BitTorrent Survey: Artists Remain Optimistic Amid Daunting Digital Challenges

The Hudson Project
Moby performs a‪t the 2014 Hudson Music Project Festival on Winston Farm in Saugerties, New York on Saturday,  July 12.‬

The single biggest impression one gets from the BitTorrent Artist Survey released Tuesday is how outrageously difficult it is to make a living as an artist in the 21st Century. Not that it was ever easy, but the always-on media cycle have colluded with an explosion of digital marketing and distribution options to make it much harder for musicians to get heard.

Consider the following BitTorrent survey results:

  • 55 percent release work once a week or more
  • 34 percent typically release projects for free
  • 45 percent post at least once a day on social media

Imagine a profession where you are putting out an original product every week, often charging nothing for it, and spending the rest of your free time promoting the work you're giving away. Often, the work you're producing isn't enough to win the day -- you have to bundle it with other types of media, such as behind-the-scenes videos, books, photos, short stories, comics and zines.

Despite this, the vast majority, or roughly 70 percent of the 200 independent artists surveyed for the BitTorrent Artist Survey, were optimistic about the state of creativity.

Why the disconnect?

It's not that today's artists are blind to the obstacles. It's that they also see opportunity, said Straith Schreder, director of content strategy at BitTorrent, which in recent years has been heavily marketing its bundling technology as a distribution vehicle for independent musicians and filmmakers.

"There's an opportunity for context-driven experience with music," Schreder said. "One of the things we think very hard about is how we can facilitate more substantial storytelling by using bundles to publish rich stories across multiple media. There's an opportunity to elevate the album in a digital age with artwork, photos, interviews. We can go beyond just sharing MP3 files."
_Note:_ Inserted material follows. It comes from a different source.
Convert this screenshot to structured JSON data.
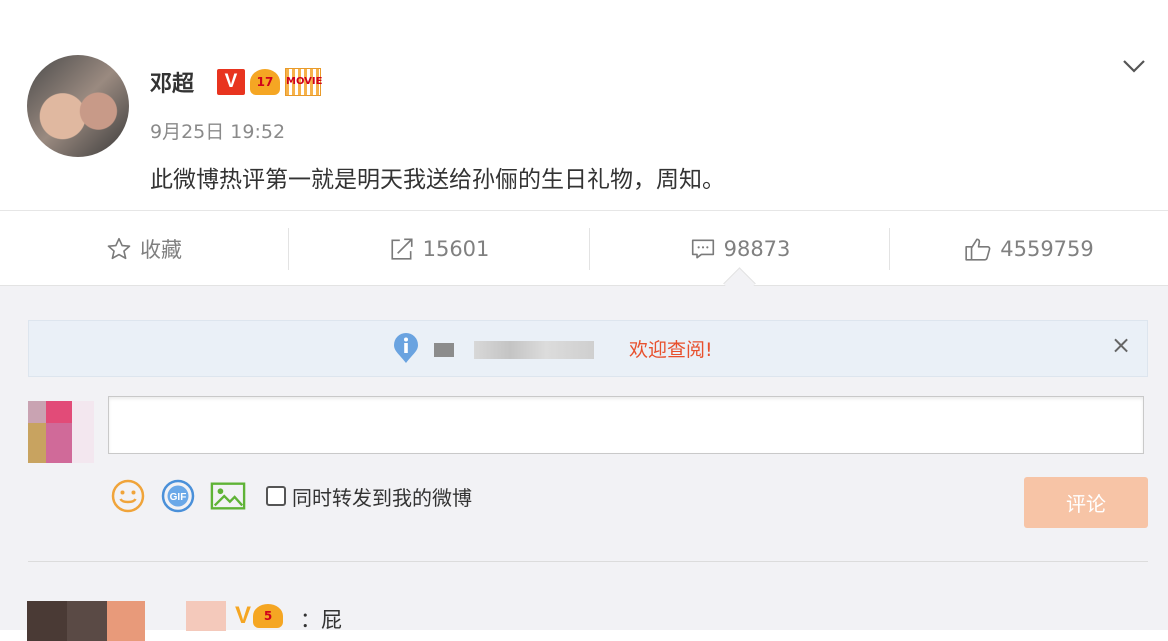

More than 30,000 artists have distributed bundles through BitTorrent, including Moby, Madonna, Linkin Park, Skrillex and De La Soul. About 27 percent of those have used BitTorrent's paygate, a feature introduced in September of last year that lets artists put some of their content behind a paywall inside the bundle. Thom Yorke, Diplo and The Magnetic Zeros were among those who used the paygate to sell music directly to fans.

BitTorrent isn't the only direct-to-fan option for artists. Patreon in 2013 launched a platform that lets fans contribute money to artists each time the artists produce new work. Bandcamp recently introduced a new feature that lets artists collect monthly or annual subscription fees from fans who can then access their music.

As the report notes, "there are now 46 ways for musicians to make money, on and offline."

As Jimmy Cliff put it in his 1969 song, "You can get it if you really want. But you must try, try and try, try and try."